Task statement:
Your task is to copy each line of the records that includes the string "freier".

^^^^^^^^^^^^^^^^

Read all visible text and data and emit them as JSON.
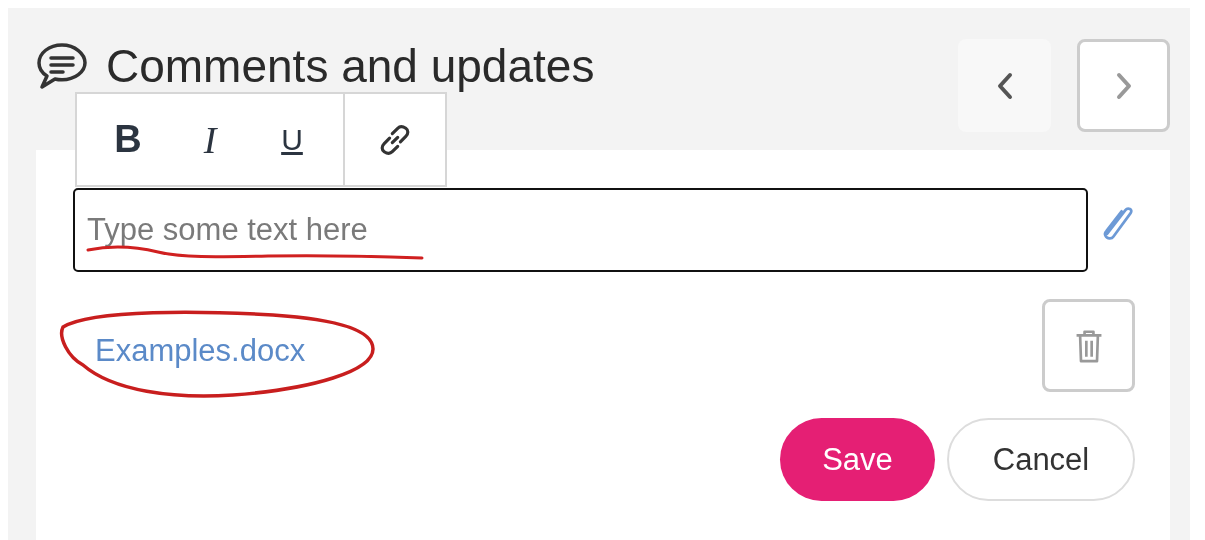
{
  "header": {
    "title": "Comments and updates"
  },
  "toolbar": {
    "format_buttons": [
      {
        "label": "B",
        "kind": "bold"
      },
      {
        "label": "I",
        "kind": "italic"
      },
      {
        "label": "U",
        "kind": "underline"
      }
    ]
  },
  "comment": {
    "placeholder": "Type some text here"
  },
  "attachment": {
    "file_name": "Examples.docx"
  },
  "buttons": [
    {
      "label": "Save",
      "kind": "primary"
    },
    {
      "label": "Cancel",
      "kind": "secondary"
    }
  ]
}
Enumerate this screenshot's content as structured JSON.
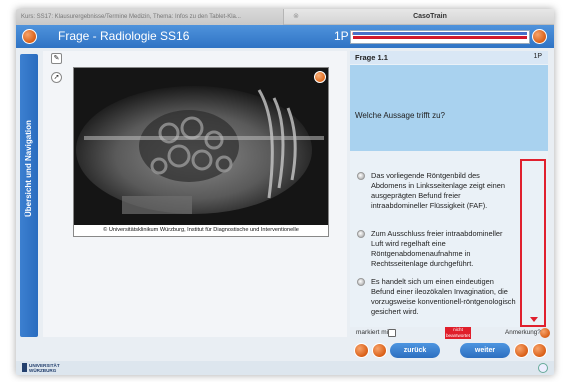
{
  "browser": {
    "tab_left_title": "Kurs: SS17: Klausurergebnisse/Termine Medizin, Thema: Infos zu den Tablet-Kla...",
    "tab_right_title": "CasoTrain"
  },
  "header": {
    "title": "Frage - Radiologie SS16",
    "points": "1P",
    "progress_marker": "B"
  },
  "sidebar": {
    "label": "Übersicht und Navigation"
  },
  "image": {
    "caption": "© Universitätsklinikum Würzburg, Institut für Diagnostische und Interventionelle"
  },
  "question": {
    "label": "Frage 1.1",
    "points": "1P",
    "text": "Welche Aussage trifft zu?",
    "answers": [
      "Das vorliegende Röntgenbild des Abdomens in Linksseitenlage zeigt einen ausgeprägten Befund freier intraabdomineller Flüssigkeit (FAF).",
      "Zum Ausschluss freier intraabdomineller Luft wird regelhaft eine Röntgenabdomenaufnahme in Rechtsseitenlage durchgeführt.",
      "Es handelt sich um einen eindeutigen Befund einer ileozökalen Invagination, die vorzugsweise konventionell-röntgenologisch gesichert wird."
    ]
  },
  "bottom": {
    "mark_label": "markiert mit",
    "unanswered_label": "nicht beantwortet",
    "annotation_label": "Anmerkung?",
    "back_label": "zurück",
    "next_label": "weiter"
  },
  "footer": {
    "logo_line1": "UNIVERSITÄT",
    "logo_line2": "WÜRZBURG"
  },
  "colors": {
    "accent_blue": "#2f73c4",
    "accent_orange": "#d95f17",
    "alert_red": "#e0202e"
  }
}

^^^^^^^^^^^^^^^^

Output for this task:
      "Das vorliegende Röntgenbild des Abdomens in Linksseitenlage zeigt einen ausgeprägten Befund freier intraabdomineller Flüssigkeit (FAF).",
      "Zum Ausschluss freier intraabdomineller Luft wird regelhaft eine Röntgenabdomenaufnahme in Rechtsseitenlage durchgeführt.",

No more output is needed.